    Independent study period. Students continue working on their projects independently, staying in e-mail contact with their mentors. PRIMES does not conflict with any summer programs, since it has a flexible schedule in the summer.
    Time commitment: flexible.
  • Phase IV, September 1 – December 31:
    Write-up period. Students meet with their mentors as needed and stay in regular e-mail contact. With the help of the mentor, students finalize their projects and present them at the Fall-Term PRIMES conference in mid-October, which family members and friends will be welcome to attend. By the end of the year, students also write a final paper summarizing their results, which will be posted on the PRIMES website. This paper may be submitted to national science competitions for high school students and/or sent to professional research journals for publication.
    Time commitment: as needed to complete program requirements.
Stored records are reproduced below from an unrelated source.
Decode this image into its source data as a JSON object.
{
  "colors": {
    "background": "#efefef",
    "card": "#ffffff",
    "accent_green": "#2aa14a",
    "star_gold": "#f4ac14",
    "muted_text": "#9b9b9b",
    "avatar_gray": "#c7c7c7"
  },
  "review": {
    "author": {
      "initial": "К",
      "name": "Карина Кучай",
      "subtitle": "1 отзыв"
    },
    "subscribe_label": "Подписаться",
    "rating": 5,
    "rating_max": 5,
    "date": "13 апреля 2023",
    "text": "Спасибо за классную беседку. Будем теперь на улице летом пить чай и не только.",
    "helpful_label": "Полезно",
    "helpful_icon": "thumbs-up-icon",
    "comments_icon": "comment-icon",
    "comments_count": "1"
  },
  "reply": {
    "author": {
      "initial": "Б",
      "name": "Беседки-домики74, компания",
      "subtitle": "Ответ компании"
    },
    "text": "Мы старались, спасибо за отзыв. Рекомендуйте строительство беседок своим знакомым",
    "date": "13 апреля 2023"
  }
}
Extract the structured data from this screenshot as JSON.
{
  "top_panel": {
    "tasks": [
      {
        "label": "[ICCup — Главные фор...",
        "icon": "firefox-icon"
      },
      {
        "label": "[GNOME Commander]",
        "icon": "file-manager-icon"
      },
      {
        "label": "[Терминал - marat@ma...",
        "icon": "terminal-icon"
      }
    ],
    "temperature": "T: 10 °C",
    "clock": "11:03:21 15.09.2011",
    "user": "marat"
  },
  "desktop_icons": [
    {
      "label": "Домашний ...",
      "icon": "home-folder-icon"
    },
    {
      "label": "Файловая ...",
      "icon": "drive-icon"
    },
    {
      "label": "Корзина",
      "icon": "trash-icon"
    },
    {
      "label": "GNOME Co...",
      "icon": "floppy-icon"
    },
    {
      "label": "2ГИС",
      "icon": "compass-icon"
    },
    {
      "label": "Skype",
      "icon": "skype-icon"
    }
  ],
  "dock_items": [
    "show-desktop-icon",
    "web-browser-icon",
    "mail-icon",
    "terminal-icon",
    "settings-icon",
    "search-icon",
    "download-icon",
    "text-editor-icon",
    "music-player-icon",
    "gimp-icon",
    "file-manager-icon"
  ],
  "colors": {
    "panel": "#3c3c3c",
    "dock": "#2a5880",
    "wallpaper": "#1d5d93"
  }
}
  • March 31: brief reading report
  • May 31: interim research report
  • Mid-October: conference presentation
  • December 1: penultimate draft of the final paper
  • January 15: final research paper

Computer requirements

Applicants must have access to a personal computer with administrator privileges, a webcam, and high-speed Internet access.


PRIMES-USA is a free program. The students are selected on the basis of their demonstrated extraordinary mathematical ability, potential for conducting original research, and self-motivation for independent study. A small number of candidates is admitted, and a very advanced background is expected.

PRIMES-USA accepts applications for mathematical research only. Currently it does not accept applications for research in computer science or computational biology.

For details, see How to Apply to PRIMES-USA page.

Female students, underrepresented minorities, and students with economically disadvantaged backgrounds are encouraged to apply.

Academic Integrity Rules

PRIMES expects its participants to adhere to MIT rules and standards for honesty and integrity in academic studies. As a result, any cases of plagiarism, unauthorized collaboration, cheating, or facilitating academic dishonesty during the application process or during the work at PRIMES may result in immediate disqualification from the program, in the sole discretion of PRIMES. In addition, PRIMES reserves the right to notify a participant's parents, schools, and/or recommenders in the event it determines that a participant did not adhere to these expectations. For explanation of these expectations, see What is Academic Integrity?


With questions, contact PRIMES Program Director Dr. Slava Gerovitch at